▸ Record excerpts:
- - - - -

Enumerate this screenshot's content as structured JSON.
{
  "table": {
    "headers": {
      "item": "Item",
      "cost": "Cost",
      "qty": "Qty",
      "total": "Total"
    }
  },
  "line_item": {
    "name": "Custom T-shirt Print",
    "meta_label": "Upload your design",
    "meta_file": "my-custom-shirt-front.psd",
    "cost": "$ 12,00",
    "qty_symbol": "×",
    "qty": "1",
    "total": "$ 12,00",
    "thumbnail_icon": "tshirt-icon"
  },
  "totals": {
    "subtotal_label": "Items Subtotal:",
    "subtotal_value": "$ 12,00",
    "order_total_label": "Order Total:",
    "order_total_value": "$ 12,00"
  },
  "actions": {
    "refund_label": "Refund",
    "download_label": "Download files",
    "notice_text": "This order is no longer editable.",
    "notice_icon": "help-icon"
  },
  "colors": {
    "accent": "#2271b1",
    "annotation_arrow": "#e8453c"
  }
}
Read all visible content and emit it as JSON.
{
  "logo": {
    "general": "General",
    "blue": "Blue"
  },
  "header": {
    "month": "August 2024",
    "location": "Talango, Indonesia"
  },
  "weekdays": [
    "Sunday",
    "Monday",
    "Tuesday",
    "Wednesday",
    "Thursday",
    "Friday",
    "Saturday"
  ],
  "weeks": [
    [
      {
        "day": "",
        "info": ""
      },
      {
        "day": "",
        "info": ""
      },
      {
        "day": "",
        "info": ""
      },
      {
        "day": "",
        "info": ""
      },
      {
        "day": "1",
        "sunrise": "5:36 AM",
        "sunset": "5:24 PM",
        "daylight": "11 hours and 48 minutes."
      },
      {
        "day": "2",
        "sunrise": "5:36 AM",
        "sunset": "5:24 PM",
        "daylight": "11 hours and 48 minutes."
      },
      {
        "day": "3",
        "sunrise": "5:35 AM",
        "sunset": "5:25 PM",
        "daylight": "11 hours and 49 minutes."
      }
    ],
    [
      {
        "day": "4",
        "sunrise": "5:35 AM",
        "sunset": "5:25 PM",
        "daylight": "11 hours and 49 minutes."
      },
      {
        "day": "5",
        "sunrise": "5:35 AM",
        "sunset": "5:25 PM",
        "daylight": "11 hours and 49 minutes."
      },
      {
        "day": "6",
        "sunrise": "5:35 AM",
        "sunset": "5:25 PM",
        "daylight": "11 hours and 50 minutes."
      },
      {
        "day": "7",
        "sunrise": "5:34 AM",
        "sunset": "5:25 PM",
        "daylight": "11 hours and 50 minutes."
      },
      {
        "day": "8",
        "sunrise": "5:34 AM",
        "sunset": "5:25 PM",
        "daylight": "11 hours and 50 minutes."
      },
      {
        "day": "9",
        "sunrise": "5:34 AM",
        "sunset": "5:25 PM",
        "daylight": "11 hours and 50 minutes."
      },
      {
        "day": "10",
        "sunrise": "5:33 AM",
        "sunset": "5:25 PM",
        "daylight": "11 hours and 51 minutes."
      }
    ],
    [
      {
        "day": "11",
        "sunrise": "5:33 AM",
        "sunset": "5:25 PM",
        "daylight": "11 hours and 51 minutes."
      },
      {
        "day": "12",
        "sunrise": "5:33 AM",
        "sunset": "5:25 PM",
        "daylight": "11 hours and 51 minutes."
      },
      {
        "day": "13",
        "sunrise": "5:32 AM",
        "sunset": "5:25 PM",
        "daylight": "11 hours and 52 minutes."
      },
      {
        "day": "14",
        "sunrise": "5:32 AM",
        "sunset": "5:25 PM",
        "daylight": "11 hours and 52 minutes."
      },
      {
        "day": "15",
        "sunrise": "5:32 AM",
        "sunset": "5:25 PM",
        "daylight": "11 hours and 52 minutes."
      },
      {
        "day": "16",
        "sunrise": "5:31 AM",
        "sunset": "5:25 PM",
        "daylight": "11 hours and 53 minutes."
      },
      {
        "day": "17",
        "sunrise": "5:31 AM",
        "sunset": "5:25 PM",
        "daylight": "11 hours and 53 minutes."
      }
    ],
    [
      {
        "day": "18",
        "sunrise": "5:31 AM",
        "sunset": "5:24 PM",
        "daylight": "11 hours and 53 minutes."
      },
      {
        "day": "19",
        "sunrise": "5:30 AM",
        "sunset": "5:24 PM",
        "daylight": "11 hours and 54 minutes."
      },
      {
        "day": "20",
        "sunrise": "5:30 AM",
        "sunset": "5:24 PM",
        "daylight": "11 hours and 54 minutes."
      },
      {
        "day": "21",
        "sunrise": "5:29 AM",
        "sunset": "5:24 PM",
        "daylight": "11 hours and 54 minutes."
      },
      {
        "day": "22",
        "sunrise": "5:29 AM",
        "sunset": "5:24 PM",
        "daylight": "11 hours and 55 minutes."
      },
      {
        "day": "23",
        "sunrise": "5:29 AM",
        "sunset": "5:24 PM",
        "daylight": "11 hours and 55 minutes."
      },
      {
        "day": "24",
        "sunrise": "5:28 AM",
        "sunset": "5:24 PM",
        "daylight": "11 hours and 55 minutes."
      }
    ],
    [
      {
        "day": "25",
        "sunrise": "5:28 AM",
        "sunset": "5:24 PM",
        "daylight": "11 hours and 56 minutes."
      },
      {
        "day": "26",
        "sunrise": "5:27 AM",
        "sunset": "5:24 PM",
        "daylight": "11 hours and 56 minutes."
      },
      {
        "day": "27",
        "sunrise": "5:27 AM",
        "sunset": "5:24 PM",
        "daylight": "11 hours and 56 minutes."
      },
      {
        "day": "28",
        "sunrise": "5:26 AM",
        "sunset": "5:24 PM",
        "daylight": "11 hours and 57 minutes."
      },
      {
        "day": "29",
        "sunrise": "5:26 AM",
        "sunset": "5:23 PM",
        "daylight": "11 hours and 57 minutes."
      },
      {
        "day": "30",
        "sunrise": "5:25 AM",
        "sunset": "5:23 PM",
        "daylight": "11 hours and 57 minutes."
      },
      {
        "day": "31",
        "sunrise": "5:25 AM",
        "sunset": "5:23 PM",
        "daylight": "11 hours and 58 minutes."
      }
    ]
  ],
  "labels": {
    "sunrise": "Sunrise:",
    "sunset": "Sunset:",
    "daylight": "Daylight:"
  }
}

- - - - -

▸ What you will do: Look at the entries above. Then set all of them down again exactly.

▸ Result for this task:
Enumerate this screenshot's content as structured JSON.
{
  "table": {
    "headers": {
      "item": "Item",
      "cost": "Cost",
      "qty": "Qty",
      "total": "Total"
    }
  },
  "line_item": {
    "name": "Custom T-shirt Print",
    "meta_label": "Upload your design",
    "meta_file": "my-custom-shirt-front.psd",
    "cost": "$ 12,00",
    "qty_symbol": "×",
    "qty": "1",
    "total": "$ 12,00",
    "thumbnail_icon": "tshirt-icon"
  },
  "totals": {
    "subtotal_label": "Items Subtotal:",
    "subtotal_value": "$ 12,00",
    "order_total_label": "Order Total:",
    "order_total_value": "$ 12,00"
  },
  "actions": {
    "refund_label": "Refund",
    "download_label": "Download files",
    "notice_text": "This order is no longer editable.",
    "notice_icon": "help-icon"
  },
  "colors": {
    "accent": "#2271b1",
    "annotation_arrow": "#e8453c"
  }
}
Read all visible content and emit it as JSON.
{
  "logo": {
    "general": "General",
    "blue": "Blue"
  },
  "header": {
    "month": "August 2024",
    "location": "Talango, Indonesia"
  },
  "weekdays": [
    "Sunday",
    "Monday",
    "Tuesday",
    "Wednesday",
    "Thursday",
    "Friday",
    "Saturday"
  ],
  "weeks": [
    [
      {
        "day": "",
        "info": ""
      },
      {
        "day": "",
        "info": ""
      },
      {
        "day": "",
        "info": ""
      },
      {
        "day": "",
        "info": ""
      },
      {
        "day": "1",
        "sunrise": "5:36 AM",
        "sunset": "5:24 PM",
        "daylight": "11 hours and 48 minutes."
      },
      {
        "day": "2",
        "sunrise": "5:36 AM",
        "sunset": "5:24 PM",
        "daylight": "11 hours and 48 minutes."
      },
      {
        "day": "3",
        "sunrise": "5:35 AM",
        "sunset": "5:25 PM",
        "daylight": "11 hours and 49 minutes."
      }
    ],
    [
      {
        "day": "4",
        "sunrise": "5:35 AM",
        "sunset": "5:25 PM",
        "daylight": "11 hours and 49 minutes."
      },
      {
        "day": "5",
        "sunrise": "5:35 AM",
        "sunset": "5:25 PM",
        "daylight": "11 hours and 49 minutes."
      },
      {
        "day": "6",
        "sunrise": "5:35 AM",
        "sunset": "5:25 PM",
        "daylight": "11 hours and 50 minutes."
      },
      {
        "day": "7",
        "sunrise": "5:34 AM",
        "sunset": "5:25 PM",
        "daylight": "11 hours and 50 minutes."
      },
      {
        "day": "8",
        "sunrise": "5:34 AM",
        "sunset": "5:25 PM",
        "daylight": "11 hours and 50 minutes."
      },
      {
        "day": "9",
        "sunrise": "5:34 AM",
        "sunset": "5:25 PM",
        "daylight": "11 hours and 50 minutes."
      },
      {
        "day": "10",
        "sunrise": "5:33 AM",
        "sunset": "5:25 PM",
        "daylight": "11 hours and 51 minutes."
      }
    ],
    [
      {
        "day": "11",
        "sunrise": "5:33 AM",
        "sunset": "5:25 PM",
        "daylight": "11 hours and 51 minutes."
      },
      {
        "day": "12",
        "sunrise": "5:33 AM",
        "sunset": "5:25 PM",
        "daylight": "11 hours and 51 minutes."
      },
      {
        "day": "13",
        "sunrise": "5:32 AM",
        "sunset": "5:25 PM",
        "daylight": "11 hours and 52 minutes."
      },
      {
        "day": "14",
        "sunrise": "5:32 AM",
        "sunset": "5:25 PM",
        "daylight": "11 hours and 52 minutes."
      },
      {
        "day": "15",
        "sunrise": "5:32 AM",
        "sunset": "5:25 PM",
        "daylight": "11 hours and 52 minutes."
      },
      {
        "day": "16",
        "sunrise": "5:31 AM",
        "sunset": "5:25 PM",
        "daylight": "11 hours and 53 minutes."
      },
      {
        "day": "17",
        "sunrise": "5:31 AM",
        "sunset": "5:25 PM",
        "daylight": "11 hours and 53 minutes."
      }
    ],
    [
      {
        "day": "18",
        "sunrise": "5:31 AM",
        "sunset": "5:24 PM",
        "daylight": "11 hours and 53 minutes."
      },
      {
        "day": "19",
        "sunrise": "5:30 AM",
        "sunset": "5:24 PM",
        "daylight": "11 hours and 54 minutes."
      },
      {
        "day": "20",
        "sunrise": "5:30 AM",
        "sunset": "5:24 PM",
        "daylight": "11 hours and 54 minutes."
      },
      {
        "day": "21",
        "sunrise": "5:29 AM",
        "sunset": "5:24 PM",
        "daylight": "11 hours and 54 minutes."
      },
      {
        "day": "22",
        "sunrise": "5:29 AM",
        "sunset": "5:24 PM",
        "daylight": "11 hours and 55 minutes."
      },
      {
        "day": "23",
        "sunrise": "5:29 AM",
        "sunset": "5:24 PM",
        "daylight": "11 hours and 55 minutes."
      },
      {
        "day": "24",
        "sunrise": "5:28 AM",
        "sunset": "5:24 PM",
        "daylight": "11 hours and 55 minutes."
      }
    ],
    [
      {
        "day": "25",
        "sunrise": "5:28 AM",
        "sunset": "5:24 PM",
        "daylight": "11 hours and 56 minutes."
      },
      {
        "day": "26",
        "sunrise": "5:27 AM",
        "sunset": "5:24 PM",
        "daylight": "11 hours and 56 minutes."
      },
      {
        "day": "27",
        "sunrise": "5:27 AM",
        "sunset": "5:24 PM",
        "daylight": "11 hours and 56 minutes."
      },
      {
        "day": "28",
        "sunrise": "5:26 AM",
        "sunset": "5:24 PM",
        "daylight": "11 hours and 57 minutes."
      },
      {
        "day": "29",
        "sunrise": "5:26 AM",
        "sunset": "5:23 PM",
        "daylight": "11 hours and 57 minutes."
      },
      {
        "day": "30",
        "sunrise": "5:25 AM",
        "sunset": "5:23 PM",
        "daylight": "11 hours and 57 minutes."
      },
      {
        "day": "31",
        "sunrise": "5:25 AM",
        "sunset": "5:23 PM",
        "daylight": "11 hours and 58 minutes."
      }
    ]
  ],
  "labels": {
    "sunrise": "Sunrise:",
    "sunset": "Sunset:",
    "daylight": "Daylight:"
  }
}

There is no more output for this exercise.